Itsuo Inouye / AP
Tuesday, July 7, 2009 | 7:10 a.m.
As Michael Jackson is remembered today with a public tribute event at Staples Center in Los Angeles, we’re getting a pretty clear idea of what sort of performing condition he was in during the final days of his life. As URL (Ubiquitous Robin Leach) reported on Vegas DeLuxe yesterday, Jackson was reportedly healthy enough only to perform a single, boffo concert, but not the full set of 50 dates scheduled in London’s 02 Arena. He was remarkably thin, but could still impress in spurts by performing his familiar steps with the 02 band and dancers.
Since his death, I’ve been in contact with someone I know who has been involved with the production of the shows, glumly and ironically titled “This Is It.” Following is an account of Jackson’s condition and demeanor on June 23, two days before he died at age 50 at his rented estate in L.A. The person is remaining anonymous, as the confidentiality agreement signed by everyone involved with the show might still be in place if the footage recorded during rehearsals is released as a documentary about the creation of the show:
“After weeks wading through hours of archive footage and Jackson’s short films, we were at Staples Center on the afternoon of Tuesday, June 23, to meet with director Kenny Ortega and Michael himself, who was very hands-on with every detail of the concert.
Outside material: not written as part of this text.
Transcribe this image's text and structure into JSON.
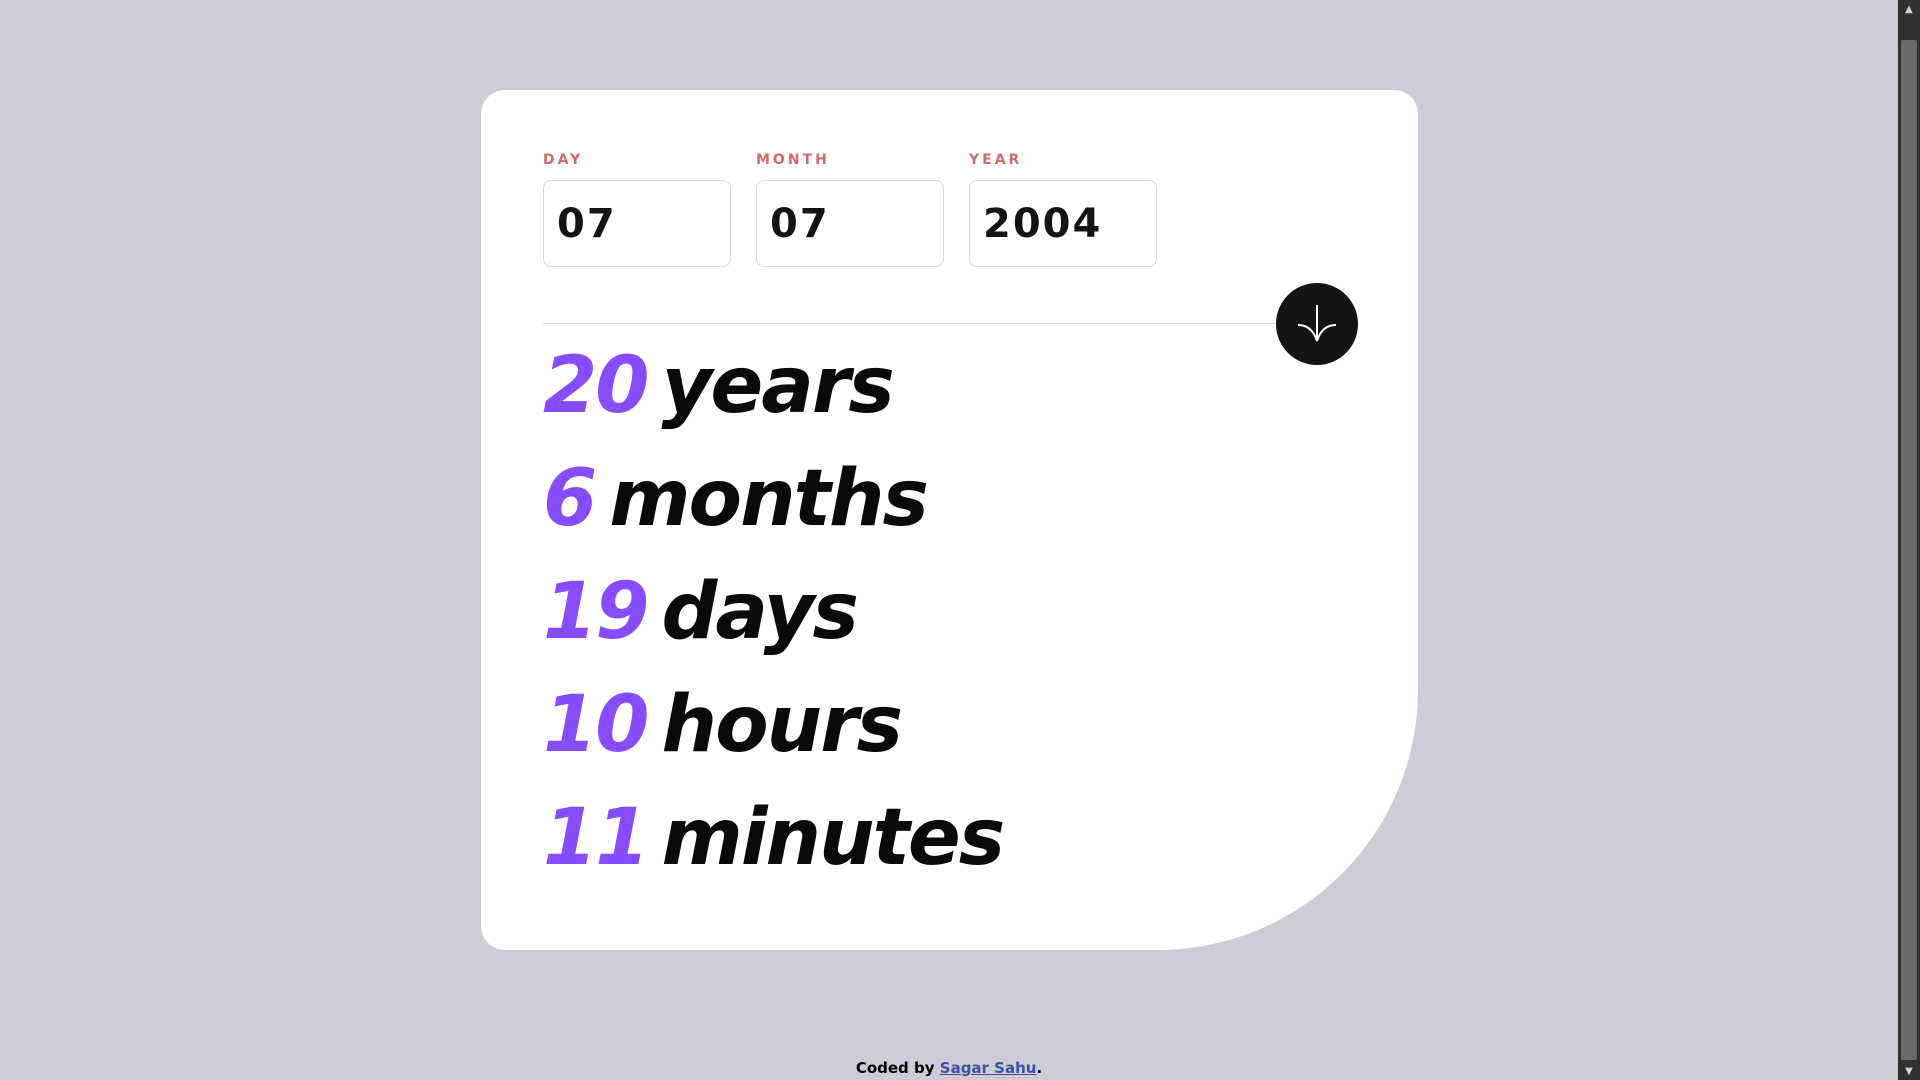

While there, I had an extensive behind-the-scenes look at the show. What they had created and planned for this concert tour was going to be unprecedented: a video montage of Michael’s videos and short films spanning the full width of the stage, 3D displays, costumes, puppets and magic illusions –- it was going to be incredible.
“The band gathered onstage and began to casually rehearse. The musicians assembled for these concerts were all top-notch. There was a new young female guitarist named Orianthi Pangaris, who can’t be older than 24 (she is 23), and as you will see from the rehearsal footage that has been released, she can play. Hearing the band rehearsing songs, instrumentally, that are so iconic was amazing in itself. As you can imagine, hearing the raw grooves to “Human Nature,” “Beat It” and “Thriller,” with its deep, synth notes, was amazing, and I couldn’t help but to start singing the lyrics to myself.
“I waited outside the dressing room as two members of the production team met with Michael. When one who had known Michael for years came out, he remarked about how thin Michael was, saying he was “thinner than I’ve ever seen him.”
“Back out in Staples Center main hall, out onstage, the band unceremoniously gathered as the dancers were working on choreography. Tables and chairs were lined up in front of the stage for the director and crew, so I knew that rehearsal was going to happen soon. They started playing “Wanna Be Startin' Somethin’, ” and the dancers started going through the choreography. It was mid-song when Michael casually appeared onstage and jumped right into the choreography, wearing a microphone headset. It was an amazing moment. Nothing was compromised or left raw for this rehearsal, as the sound, the lights, the screen -- everything was operating as if it were in London in front of 30,000 fans. Michael was experiencing issues with his in-ear monitors, saying something like, “It feels like fists punching my eardrums,” often pulling the plugs out from his ears and letting them dangle on his shoulders.
“Although Michael did look quite thin, his dancing was not suffering. As the rehearsal progressed, he showed off many of his signature, iconic moves on “Beat It,” “Dirty Diana” and my favorite, “Smooth Criminal,” with the iconic leaning move that seems to defy gravity -- moves we’ve all come to know through his short films. The following numbers were simply amazing, and Michael kept up high energy level. In all, I saw 12 songs -- about three-quarters of the set list.
“The last time I saw Michael with in-person eyes, rather than on a video monitor offstage, it was from a distance backstage as he was waiting to make his entrance, with his back toward me. Standing next to him was someone who appeared to be a roadie or a stage manager. As Michael stood there, I could see this person talking to him. It looked like he could have been saying something like “Michael, I worked for you on the Bad Tour in 1993 …”
I have seen many artists who could have rolled their eyes at this type of person in this situation, or put up their hand and say, “Don’t bother me, I’m trying to rehearse,” but I watched Michael graciously shake this person’s hand with both of his hands and bow his head (when I noticed how long his hair was), probably saying the words “thank you” or “nice to meet you.” As I watched this, I thought, “This is the Michael the media doesn’t portray.” He looked so gracious. Shortly after that, the rehearsal ended, around midnight.”
Jackson appeared once more onstage, on Wednesday, June 24. That would be his last rehearsal.